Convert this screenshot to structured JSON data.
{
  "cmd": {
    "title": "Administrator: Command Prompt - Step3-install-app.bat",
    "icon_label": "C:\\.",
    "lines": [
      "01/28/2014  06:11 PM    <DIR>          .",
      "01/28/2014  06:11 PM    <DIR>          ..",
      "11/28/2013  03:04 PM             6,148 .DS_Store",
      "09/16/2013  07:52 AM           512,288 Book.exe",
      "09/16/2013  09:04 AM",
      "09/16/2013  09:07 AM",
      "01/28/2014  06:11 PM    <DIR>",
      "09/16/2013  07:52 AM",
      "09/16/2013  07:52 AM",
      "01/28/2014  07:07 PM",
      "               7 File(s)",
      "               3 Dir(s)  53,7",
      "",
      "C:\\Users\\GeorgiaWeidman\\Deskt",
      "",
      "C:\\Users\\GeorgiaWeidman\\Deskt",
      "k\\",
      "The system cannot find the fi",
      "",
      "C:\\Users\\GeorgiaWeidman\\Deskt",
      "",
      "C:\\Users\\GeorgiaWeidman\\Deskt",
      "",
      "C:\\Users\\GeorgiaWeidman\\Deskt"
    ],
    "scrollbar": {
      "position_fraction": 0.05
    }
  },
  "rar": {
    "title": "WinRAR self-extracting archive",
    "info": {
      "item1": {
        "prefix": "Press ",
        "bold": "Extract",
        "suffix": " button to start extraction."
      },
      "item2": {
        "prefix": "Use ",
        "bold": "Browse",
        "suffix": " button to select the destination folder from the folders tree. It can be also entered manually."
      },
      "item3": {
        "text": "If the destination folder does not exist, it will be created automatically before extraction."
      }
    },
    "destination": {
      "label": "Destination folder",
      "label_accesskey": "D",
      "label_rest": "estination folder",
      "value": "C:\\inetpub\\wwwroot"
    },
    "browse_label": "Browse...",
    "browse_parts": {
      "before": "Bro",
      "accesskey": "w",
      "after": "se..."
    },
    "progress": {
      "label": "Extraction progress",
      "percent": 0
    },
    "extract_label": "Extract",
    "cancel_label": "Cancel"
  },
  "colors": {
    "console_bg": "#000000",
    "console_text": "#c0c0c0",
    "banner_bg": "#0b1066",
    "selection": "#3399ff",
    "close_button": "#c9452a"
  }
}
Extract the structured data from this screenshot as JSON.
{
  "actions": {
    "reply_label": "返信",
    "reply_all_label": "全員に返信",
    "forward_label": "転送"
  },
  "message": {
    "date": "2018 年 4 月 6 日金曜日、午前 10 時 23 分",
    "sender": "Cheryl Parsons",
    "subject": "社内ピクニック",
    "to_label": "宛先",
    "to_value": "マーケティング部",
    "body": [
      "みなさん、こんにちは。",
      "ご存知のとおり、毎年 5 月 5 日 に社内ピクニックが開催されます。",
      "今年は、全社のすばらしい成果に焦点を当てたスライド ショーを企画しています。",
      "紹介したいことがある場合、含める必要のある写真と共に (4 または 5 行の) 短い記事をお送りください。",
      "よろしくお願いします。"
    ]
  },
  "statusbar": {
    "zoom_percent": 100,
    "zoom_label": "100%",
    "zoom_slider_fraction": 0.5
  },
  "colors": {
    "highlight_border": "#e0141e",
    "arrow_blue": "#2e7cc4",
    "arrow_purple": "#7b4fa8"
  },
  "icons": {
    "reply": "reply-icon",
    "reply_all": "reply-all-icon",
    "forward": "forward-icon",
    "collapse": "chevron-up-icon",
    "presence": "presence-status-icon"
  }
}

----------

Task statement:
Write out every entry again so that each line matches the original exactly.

Final answer:
Convert this screenshot to structured JSON data.
{
  "cmd": {
    "title": "Administrator: Command Prompt - Step3-install-app.bat",
    "icon_label": "C:\\.",
    "lines": [
      "01/28/2014  06:11 PM    <DIR>          .",
      "01/28/2014  06:11 PM    <DIR>          ..",
      "11/28/2013  03:04 PM             6,148 .DS_Store",
      "09/16/2013  07:52 AM           512,288 Book.exe",
      "09/16/2013  09:04 AM",
      "09/16/2013  09:07 AM",
      "01/28/2014  06:11 PM    <DIR>",
      "09/16/2013  07:52 AM",
      "09/16/2013  07:52 AM",
      "01/28/2014  07:07 PM",
      "               7 File(s)",
      "               3 Dir(s)  53,7",
      "",
      "C:\\Users\\GeorgiaWeidman\\Deskt",
      "",
      "C:\\Users\\GeorgiaWeidman\\Deskt",
      "k\\",
      "The system cannot find the fi",
      "",
      "C:\\Users\\GeorgiaWeidman\\Deskt",
      "",
      "C:\\Users\\GeorgiaWeidman\\Deskt",
      "",
      "C:\\Users\\GeorgiaWeidman\\Deskt"
    ],
    "scrollbar": {
      "position_fraction": 0.05
    }
  },
  "rar": {
    "title": "WinRAR self-extracting archive",
    "info": {
      "item1": {
        "prefix": "Press ",
        "bold": "Extract",
        "suffix": " button to start extraction."
      },
      "item2": {
        "prefix": "Use ",
        "bold": "Browse",
        "suffix": " button to select the destination folder from the folders tree. It can be also entered manually."
      },
      "item3": {
        "text": "If the destination folder does not exist, it will be created automatically before extraction."
      }
    },
    "destination": {
      "label": "Destination folder",
      "label_accesskey": "D",
      "label_rest": "estination folder",
      "value": "C:\\inetpub\\wwwroot"
    },
    "browse_label": "Browse...",
    "browse_parts": {
      "before": "Bro",
      "accesskey": "w",
      "after": "se..."
    },
    "progress": {
      "label": "Extraction progress",
      "percent": 0
    },
    "extract_label": "Extract",
    "cancel_label": "Cancel"
  },
  "colors": {
    "console_bg": "#000000",
    "console_text": "#c0c0c0",
    "banner_bg": "#0b1066",
    "selection": "#3399ff",
    "close_button": "#c9452a"
  }
}
Extract the structured data from this screenshot as JSON.
{
  "actions": {
    "reply_label": "返信",
    "reply_all_label": "全員に返信",
    "forward_label": "転送"
  },
  "message": {
    "date": "2018 年 4 月 6 日金曜日、午前 10 時 23 分",
    "sender": "Cheryl Parsons",
    "subject": "社内ピクニック",
    "to_label": "宛先",
    "to_value": "マーケティング部",
    "body": [
      "みなさん、こんにちは。",
      "ご存知のとおり、毎年 5 月 5 日 に社内ピクニックが開催されます。",
      "今年は、全社のすばらしい成果に焦点を当てたスライド ショーを企画しています。",
      "紹介したいことがある場合、含める必要のある写真と共に (4 または 5 行の) 短い記事をお送りください。",
      "よろしくお願いします。"
    ]
  },
  "statusbar": {
    "zoom_percent": 100,
    "zoom_label": "100%",
    "zoom_slider_fraction": 0.5
  },
  "colors": {
    "highlight_border": "#e0141e",
    "arrow_blue": "#2e7cc4",
    "arrow_purple": "#7b4fa8"
  },
  "icons": {
    "reply": "reply-icon",
    "reply_all": "reply-all-icon",
    "forward": "forward-icon",
    "collapse": "chevron-up-icon",
    "presence": "presence-status-icon"
  }
}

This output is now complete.